To commemorate the 10- year anniversary of the Paul L. Foster School of Medicine, State Rep. César Blanco presented a resolution to Richard Lange, M.D., M.B.A., Texas Tech University Health Sciences Center El Paso (TTUHSC El Paso) president.
“This medical school is not only contributing to the economic activity of our city, but directly serves to improve the physician shortage that West Texas faces,” said Representative Blanco during the presentation.
“Thanks to the Foster School of Medicine, talented students from the Paso del Norte region with a passion for medicine and serving the community have the option to apply for medical school in their hometown.”
Blanco, who represents TTUHSC El Paso in the Texas State House of Representatives, has been a key supporter of the Foster School of Medicine. His resolution comes one month before TTUHSC El Paso holds the medical school’s 10th anniversary celebration, “A Red Tie Affair for a White Coat Occasion,” on February 28.
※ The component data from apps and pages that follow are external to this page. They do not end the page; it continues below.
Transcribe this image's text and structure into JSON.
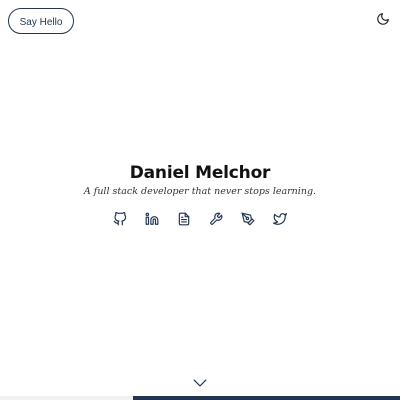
{
  "header": {
    "say_hello_label": "Say Hello",
    "theme_toggle_icon": "moon-icon"
  },
  "hero": {
    "name": "Daniel Melchor",
    "tagline": "A full stack developer that never stops learning."
  },
  "socials": [
    {
      "icon": "github-icon"
    },
    {
      "icon": "linkedin-icon"
    },
    {
      "icon": "document-icon"
    },
    {
      "icon": "wrench-icon"
    },
    {
      "icon": "pen-icon"
    },
    {
      "icon": "twitter-icon"
    }
  ],
  "scroll": {
    "icon": "chevron-down-icon"
  },
  "colors": {
    "accent": "#1f3550",
    "text": "#111111",
    "background": "#ffffff"
  }
}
“We are thankful for Representative Blanco and the entire El Paso delegation for their continued support of the students, faculty, and staff at the Foster School of Medicine,” Dr. Lange said. “This resolution not only recognizes the tremendous work being done at TTUHSC El Paso, but also celebrates the positive impact we are making to the health care and education in our region.”
Opening its doors in 2009 with an inaugural class of 40 students, the Foster School of Medicine became the first medical school located on the U.S.-Mexico border.
Since graduating from the school, more than 500 alumni are either currently practicing physicians or in residency programs throughout the United States.
The Foster School of Medicine has 403 students currently enrolled, most of whom have contributed several thousand hours in community service through its student-run clinics and volunteer programs.
The school continues to be a pioneer in health education through a curriculum focused on training students in simulation labs with high-tech mannequins, beginning clinical rounds within the first year of study, and requiring all students to learn medical Spanish.